Prevention of Mumps
Vaccination with live mumps virus vaccine Measles, Mumps, and Rubella (MMR) Vaccine The measles, mumps, and rubella (MMR) vaccine effectively protects against all 3 infections. People who are given the MMR vaccine according to the US vaccination schedule are considered protected... read more (also see Table: Recommended Immunization Schedule for Ages 0–6 Years Recommended Immunization Schedule for Ages 0–6 Years and see Table: Recommended Immunization Schedule for Ages 7–18 Years Recommended Immunization Schedule for Ages 7–18 Years ) provides effective prevention and causes no significant local or systemic reactions. Two doses, given as a combined measles, mumps, and rubella vaccine, are recommended for children:
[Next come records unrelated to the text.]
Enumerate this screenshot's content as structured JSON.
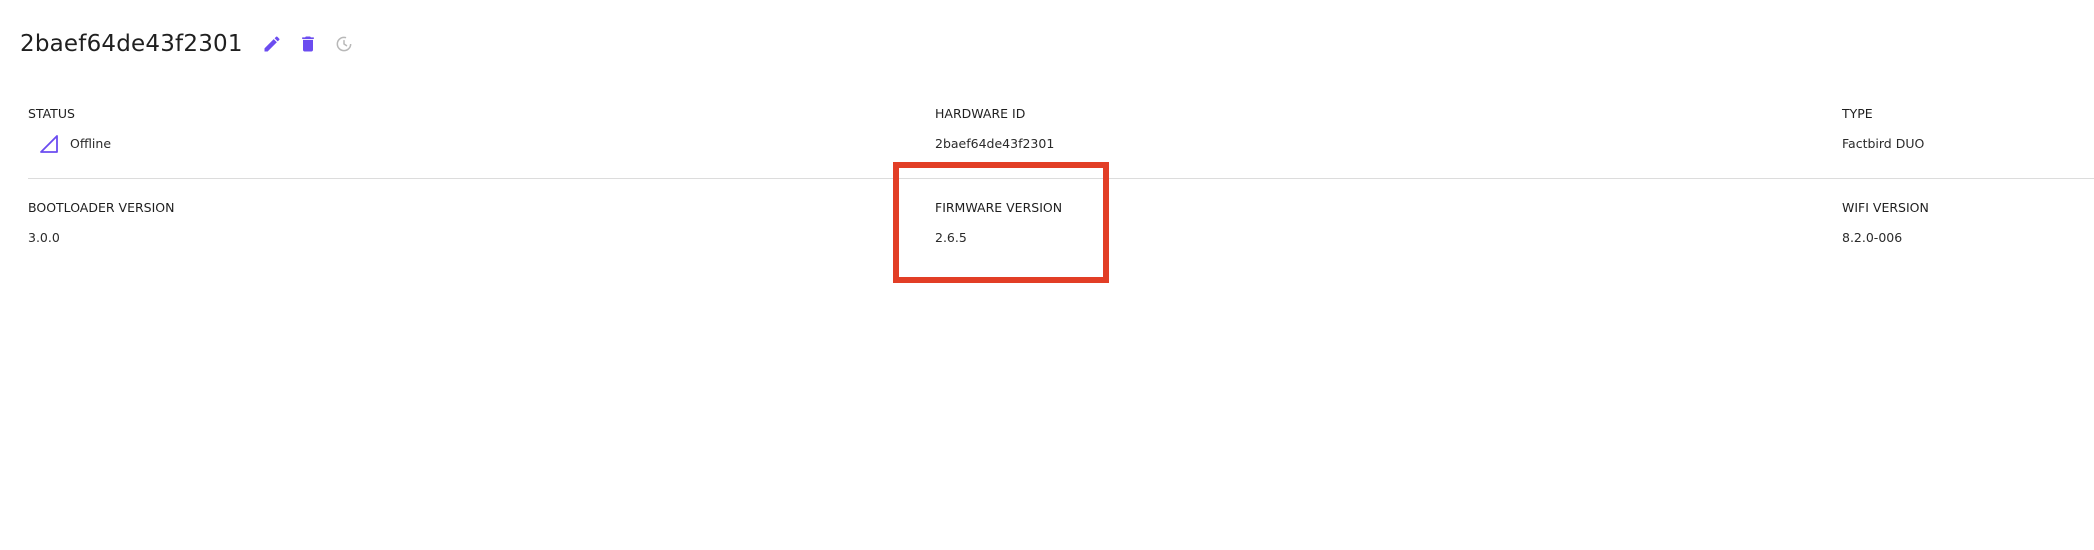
{
  "header": {
    "title": "2baef64de43f2301",
    "actions": {
      "edit_icon": "pencil-icon",
      "delete_icon": "trash-icon",
      "refresh_icon": "refresh-icon"
    }
  },
  "fields": {
    "status": {
      "label": "STATUS",
      "value": "Offline",
      "icon": "offline-signal-icon"
    },
    "hardware_id": {
      "label": "HARDWARE ID",
      "value": "2baef64de43f2301"
    },
    "type": {
      "label": "TYPE",
      "value": "Factbird DUO"
    },
    "bootloader_version": {
      "label": "BOOTLOADER VERSION",
      "value": "3.0.0"
    },
    "firmware_version": {
      "label": "FIRMWARE VERSION",
      "value": "2.6.5"
    },
    "wifi_version": {
      "label": "WIFI VERSION",
      "value": "8.2.0-006"
    }
  },
  "colors": {
    "accent": "#6b4cf0",
    "highlight": "#e23e26",
    "disabled_icon": "#b8b8b8",
    "divider": "#dcdcdc"
  }
}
The first dose at age 12 to 15 months
The second dose at age 4 to 6 years
Adults born during or after 1957 should have 1 dose, unless they have had mumps diagnosed by a health care practitioner. Pregnant women and people with an impaired immune system should not be given such live-attenuated vaccines.
Postexposure vaccination does not protect against mumps from that exposure. Mumps immune globulin is no longer available, and serum immune globulin is not helpful. The Centers for Disease Control and Prevention recommend isolation of infected patients with standard and respiratory droplet precautions for 5 days after the onset of parotitis. Susceptible contacts should be vaccinated, and a 3rd dose is recommended for previously immunized people at increased risk of mumps during an outbreak, as determined by public health officials. Robust data are lacking, but a 3rd dose and additional measures may help control an outbreak (1 Prevention reference Mumps is an acute, contagious, systemic viral disease, usually causing painful enlargement of the salivary glands, most commonly the parotids. Complications may include orchitis, meningoencephalitis... read more ). Nonimmune asymptomatic health care practitioners should be excused from work from 12 days after the initial exposure through 25 days after the last exposure.
1. Marin M, Marlow M, Moore KL, Patel M: Recommendation of the Advisory Committee on Immunization Practices for use of a third dose of mumps virus–containing vaccine in persons at increased risk for mumps during an outbreak. MMWR Morb Mortal Wkly Rep 67:33–38, 2018. doi: 10.15585/mmwr.mm6701a7
Mumps causes painful enlargement of the salivary glands, most commonly the parotids.
Cases may occur in vaccinated people because of primary vaccination failure or waning immunity.
About 20% of infected postpubertal males develop orchitis, usually unilateral; some testicular atrophy may occur, but testosterone production and fertility are usually preserved.
Other complications include meningoencephalitis and pancreatitis.
Laboratory diagnosis is done mainly for public health purposes and when disease manifestations are atypical, such as absence of parotitis, unilateral or recurrent parotitis, parotitis in previously immunized patients, or prominent involvement of tissues other than the salivary glands.
Universal vaccination is imperative unless contraindicated (eg, by pregnancy or severe immunosuppression).
The following is an English-language resource that may be useful. Please note that THE MANUAL is not responsible for the content of this resource.
Centers for Disease Control and Prevention (CDC): Mumps Cases and Outbreaks current statistics